Mr. Chelonian or in Chinese, 海龟先生, recent signees of Modern Sky records and Chengdu transplantees, played a show for Tiger Beer’s annual Battle of Bands in Beijing this summer. AMC Group, based in Chengdu, Taipei and Southeast Asia was the events company in charge of organizing all of the Tiger Translate Battle of the Bands shows. Before their performance over the summer, according to Mr. Chelonian’s Weibo post dated November 10, AMC had transferred 10% of their performance fee into the band’s bank account, with the understanding the balance of the fee would be paid after the event had concluded. From August to the beginning of November Mr. Chelonian waited to be paid by AMC, all the while maintaining contact with the company and receiving brush-offs, excuses and delays all the while. Earlier this month, they posted a query on Weibo wondering when they would receive the balance of payment.
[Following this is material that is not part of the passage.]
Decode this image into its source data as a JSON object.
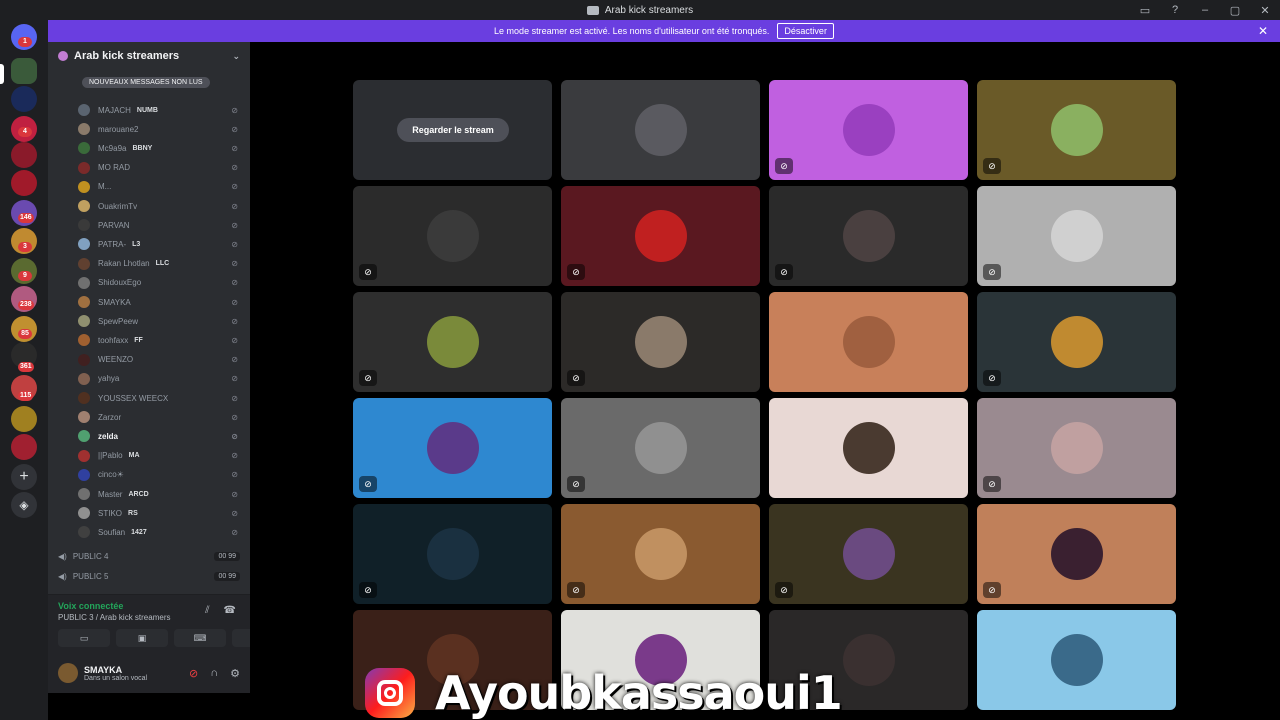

That’s when things got interesting. The next day, the other bands from that Tiger Translate show received money for the performance. When Mr. Chelonian called back to ask where their fee was, they first required to delete the offending Weibo post and issue another one of apology, and when the band refused, treated to quite the tongue-lashing and threats from the company who had “produced shows for Jay Chou and Faye Wong.” And instead of meekly deleting and apologizing, Mr. Chelonian produced a detailed account of their mistreatment at the hands of AMC Group, which resulted in over 2300 re-posts and over 400 comments, the vast majority in support of the band. In contrast, the Weibo update from AMC Group’s account, posted approximately 40 minutes after Mr. Chelonian’s and telling their side of the story received barely 70 re-posts and comments. The vast majority of those comments also called out AMC for their delinquency and voiced support for Mr. Chelonian.
In the pages of this blog and elsewhere, we’ve covered the struggles of independent musicians obtaining fair compensation for their time and music from faceless corporations. But as the performing-arts industry matures and more brands are recognizing the mass appeal of indie rock, we will hope to see more semi-success stories like Mr. Chelonian. A little more than 24 hours after posting the initial Weibo, the band sent another update saying that they had finally been paid in full. However, their story is still there, and even today fans are still posting words of encouragement and support.